What you need to do =>
The listing is to be printed word for word, pictures omitted.

Records for processing =>
--

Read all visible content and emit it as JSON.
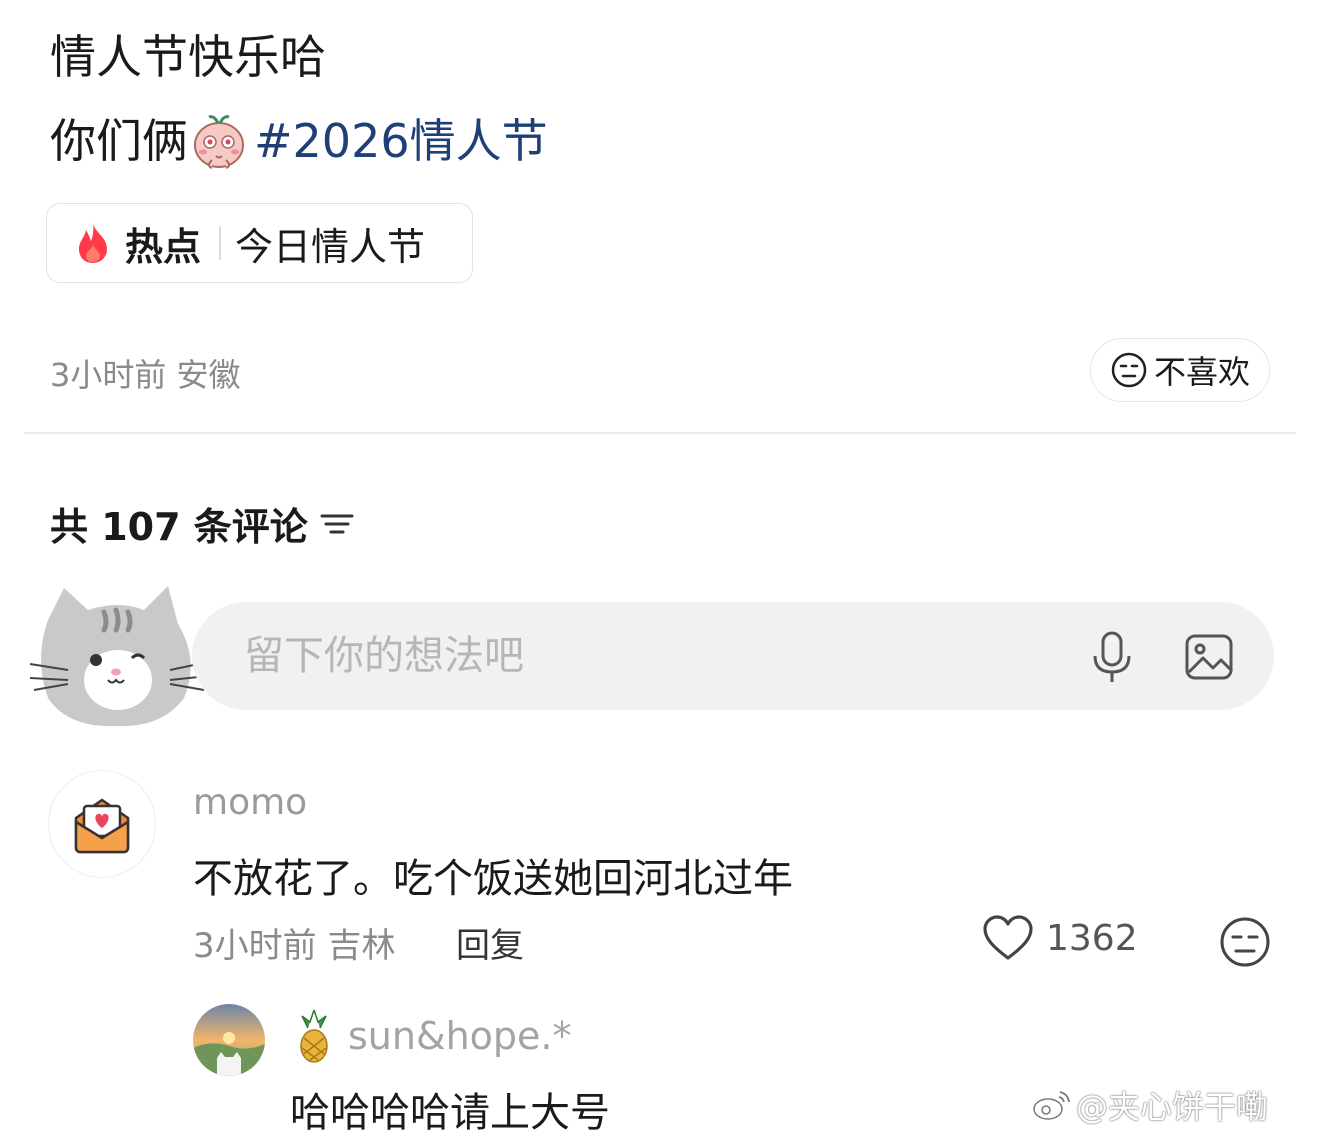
{
  "post": {
    "line1": "情人节快乐哈",
    "line2_prefix": "你们俩",
    "emoji": "shy-baby-emoji",
    "hashtag": "#2026情人节"
  },
  "hot_topic": {
    "label": "热点",
    "topic": "今日情人节",
    "icon": "fire-icon"
  },
  "post_meta": {
    "time": "3小时前",
    "location": "安徽"
  },
  "dislike_label": "不喜欢",
  "comments": {
    "title": "共 107 条评论",
    "input_placeholder": "留下你的想法吧"
  },
  "comment": {
    "user": "momo",
    "text": "不放花了。吃个饭送她回河北过年",
    "time": "3小时前",
    "location": "吉林",
    "reply_label": "回复",
    "likes": "1362"
  },
  "reply": {
    "user": "sun&hope.*",
    "badge": "pineapple-icon",
    "text": "哈哈哈哈请上大号"
  },
  "watermark": "@夹心饼干嘞",
  "colors": {
    "hashtag": "#1f3f77",
    "fire": "#ff3b4a",
    "muted": "#8a8a8a",
    "input_bg": "#f1f1f3"
  }
}
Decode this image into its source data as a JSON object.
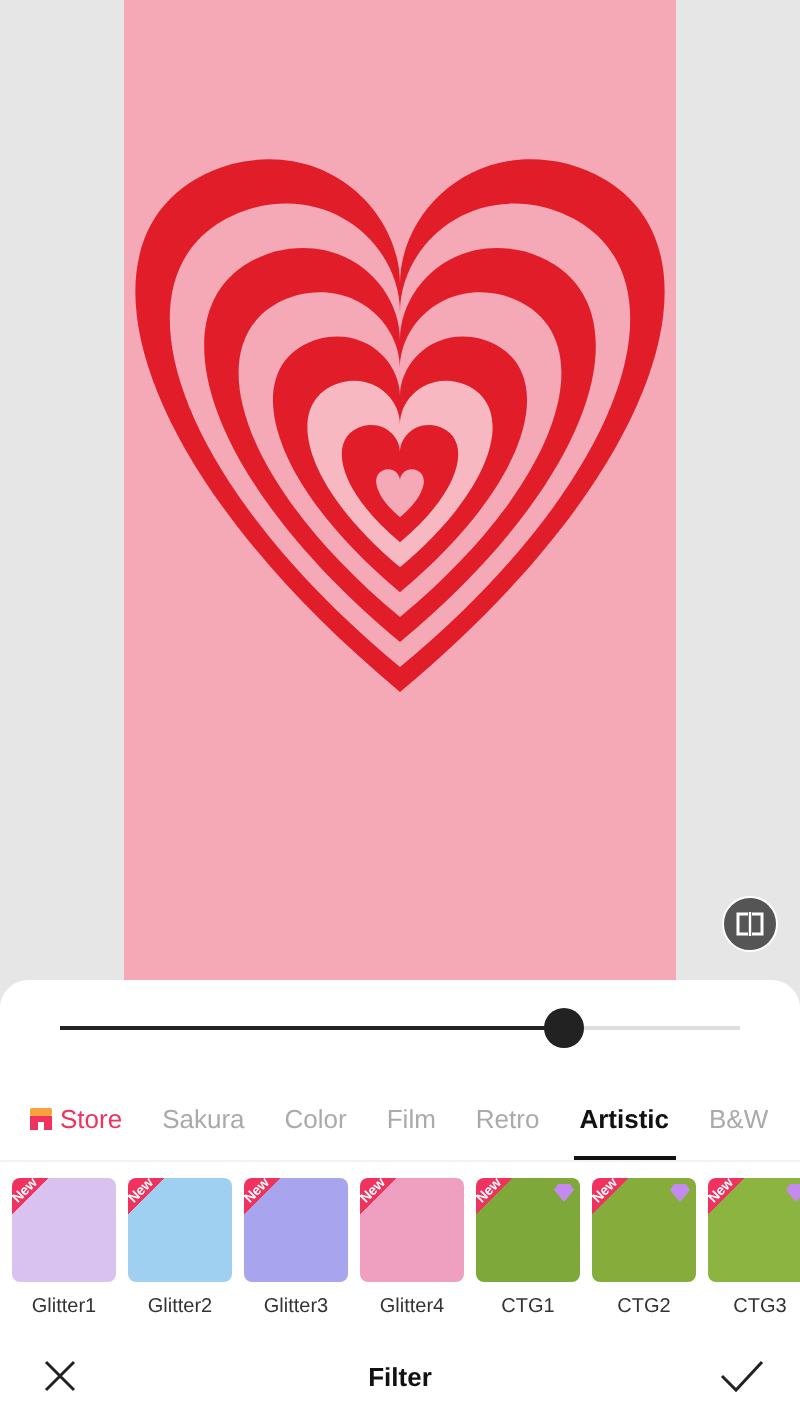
{
  "slider": {
    "level": 0.74
  },
  "tabs": [
    {
      "label": "Store",
      "kind": "store",
      "selected": false
    },
    {
      "label": "Sakura",
      "kind": "category",
      "selected": false
    },
    {
      "label": "Color",
      "kind": "category",
      "selected": false
    },
    {
      "label": "Film",
      "kind": "category",
      "selected": false
    },
    {
      "label": "Retro",
      "kind": "category",
      "selected": false
    },
    {
      "label": "Artistic",
      "kind": "category",
      "selected": true
    },
    {
      "label": "B&W",
      "kind": "category",
      "selected": false
    }
  ],
  "filters": [
    {
      "name": "Glitter1",
      "badge": "New",
      "premium": false,
      "color": "#d9c2f0"
    },
    {
      "name": "Glitter2",
      "badge": "New",
      "premium": false,
      "color": "#9fd0f2"
    },
    {
      "name": "Glitter3",
      "badge": "New",
      "premium": false,
      "color": "#a9a4ee"
    },
    {
      "name": "Glitter4",
      "badge": "New",
      "premium": false,
      "color": "#ef9fbf"
    },
    {
      "name": "CTG1",
      "badge": "New",
      "premium": true,
      "color": "#7fa83a"
    },
    {
      "name": "CTG2",
      "badge": "New",
      "premium": true,
      "color": "#86ad3c"
    },
    {
      "name": "CTG3",
      "badge": "New",
      "premium": true,
      "color": "#8bb440"
    }
  ],
  "bottom_bar": {
    "title": "Filter"
  }
}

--

Task output =>
Read all visible content and emit it as JSON.
{
  "post": {
    "line1": "情人节快乐哈",
    "line2_prefix": "你们俩",
    "emoji": "shy-baby-emoji",
    "hashtag": "#2026情人节"
  },
  "hot_topic": {
    "label": "热点",
    "topic": "今日情人节",
    "icon": "fire-icon"
  },
  "post_meta": {
    "time": "3小时前",
    "location": "安徽"
  },
  "dislike_label": "不喜欢",
  "comments": {
    "title": "共 107 条评论",
    "input_placeholder": "留下你的想法吧"
  },
  "comment": {
    "user": "momo",
    "text": "不放花了。吃个饭送她回河北过年",
    "time": "3小时前",
    "location": "吉林",
    "reply_label": "回复",
    "likes": "1362"
  },
  "reply": {
    "user": "sun&hope.*",
    "badge": "pineapple-icon",
    "text": "哈哈哈哈请上大号"
  },
  "watermark": "@夹心饼干嘞",
  "colors": {
    "hashtag": "#1f3f77",
    "fire": "#ff3b4a",
    "muted": "#8a8a8a",
    "input_bg": "#f1f1f3"
  }
}
Decode this image into its source data as a JSON object.
{
  "slider": {
    "level": 0.74
  },
  "tabs": [
    {
      "label": "Store",
      "kind": "store",
      "selected": false
    },
    {
      "label": "Sakura",
      "kind": "category",
      "selected": false
    },
    {
      "label": "Color",
      "kind": "category",
      "selected": false
    },
    {
      "label": "Film",
      "kind": "category",
      "selected": false
    },
    {
      "label": "Retro",
      "kind": "category",
      "selected": false
    },
    {
      "label": "Artistic",
      "kind": "category",
      "selected": true
    },
    {
      "label": "B&W",
      "kind": "category",
      "selected": false
    }
  ],
  "filters": [
    {
      "name": "Glitter1",
      "badge": "New",
      "premium": false,
      "color": "#d9c2f0"
    },
    {
      "name": "Glitter2",
      "badge": "New",
      "premium": false,
      "color": "#9fd0f2"
    },
    {
      "name": "Glitter3",
      "badge": "New",
      "premium": false,
      "color": "#a9a4ee"
    },
    {
      "name": "Glitter4",
      "badge": "New",
      "premium": false,
      "color": "#ef9fbf"
    },
    {
      "name": "CTG1",
      "badge": "New",
      "premium": true,
      "color": "#7fa83a"
    },
    {
      "name": "CTG2",
      "badge": "New",
      "premium": true,
      "color": "#86ad3c"
    },
    {
      "name": "CTG3",
      "badge": "New",
      "premium": true,
      "color": "#8bb440"
    }
  ],
  "bottom_bar": {
    "title": "Filter"
  }
}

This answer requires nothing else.